Saved data entries:
□ □ □ □
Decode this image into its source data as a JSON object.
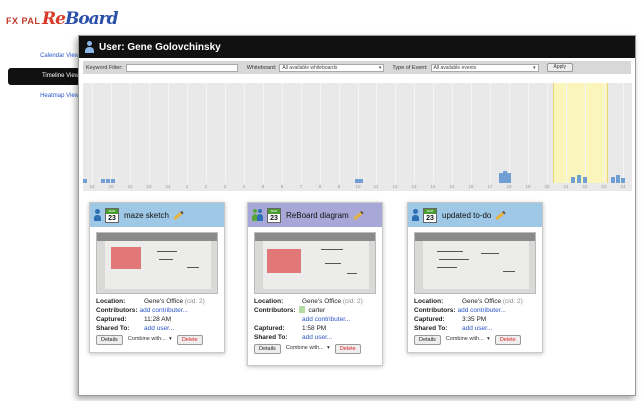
{
  "logo": {
    "fx_text": "FX PAL",
    "re_text": "Re",
    "board_text": "Board"
  },
  "nav": {
    "items": [
      {
        "label": "Calendar View",
        "active": false
      },
      {
        "label": "Timeline View",
        "active": true
      },
      {
        "label": "Heatmap View",
        "active": false
      }
    ]
  },
  "header": {
    "title": "User: Gene Golovchinsky"
  },
  "filters": {
    "keyword_label": "Keyword Filter:",
    "keyword_value": "",
    "whiteboard_label": "Whiteboard:",
    "whiteboard_value": "All available whiteboards",
    "event_label": "Type of Event:",
    "event_value": "All available events",
    "apply_label": "Apply"
  },
  "timeline": {
    "ticks": [
      "18",
      "20",
      "22",
      "23",
      "24",
      "1",
      "2",
      "3",
      "4",
      "5",
      "6",
      "7",
      "8",
      "9",
      "10",
      "11",
      "12",
      "13",
      "14",
      "15",
      "16",
      "17",
      "18",
      "19",
      "20",
      "21",
      "22",
      "23",
      "24"
    ],
    "colors": {
      "bar": "#6f9fd4",
      "highlight": "#fff8aa"
    }
  },
  "cards": [
    {
      "title": "maze sketch",
      "month": "MAR",
      "day": "23",
      "group": false,
      "location_label": "Location:",
      "location": "Gene's Office",
      "location_id": "(cid: 2)",
      "contributors_label": "Contributors:",
      "contributors": [],
      "add_contributor": "add contributer...",
      "captured_label": "Captured:",
      "captured": "11:28 AM",
      "shared_label": "Shared To:",
      "add_user": "add user...",
      "details_label": "Details",
      "combine_label": "Combine with...",
      "delete_label": "Delete"
    },
    {
      "title": "ReBoard diagram",
      "month": "MAR",
      "day": "23",
      "group": true,
      "location_label": "Location:",
      "location": "Gene's Office",
      "location_id": "(cid: 2)",
      "contributors_label": "Contributors:",
      "contributors": [
        "carter"
      ],
      "add_contributor": "add contributer...",
      "captured_label": "Captured:",
      "captured": "1:58 PM",
      "shared_label": "Shared To:",
      "add_user": "add user...",
      "details_label": "Details",
      "combine_label": "Combine with...",
      "delete_label": "Delete"
    },
    {
      "title": "updated to-do",
      "month": "MAR",
      "day": "23",
      "group": false,
      "location_label": "Location:",
      "location": "Gene's Office",
      "location_id": "(cid: 2)",
      "contributors_label": "Contributors:",
      "contributors": [],
      "add_contributor": "add contributer...",
      "captured_label": "Captured:",
      "captured": "3:35 PM",
      "shared_label": "Shared To:",
      "add_user": "add user...",
      "details_label": "Details",
      "combine_label": "Combine with...",
      "delete_label": "Delete"
    }
  ]
}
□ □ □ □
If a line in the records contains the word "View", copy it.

        "label": "Calendar View",
        "label": "Timeline View",
        "label": "Heatmap View",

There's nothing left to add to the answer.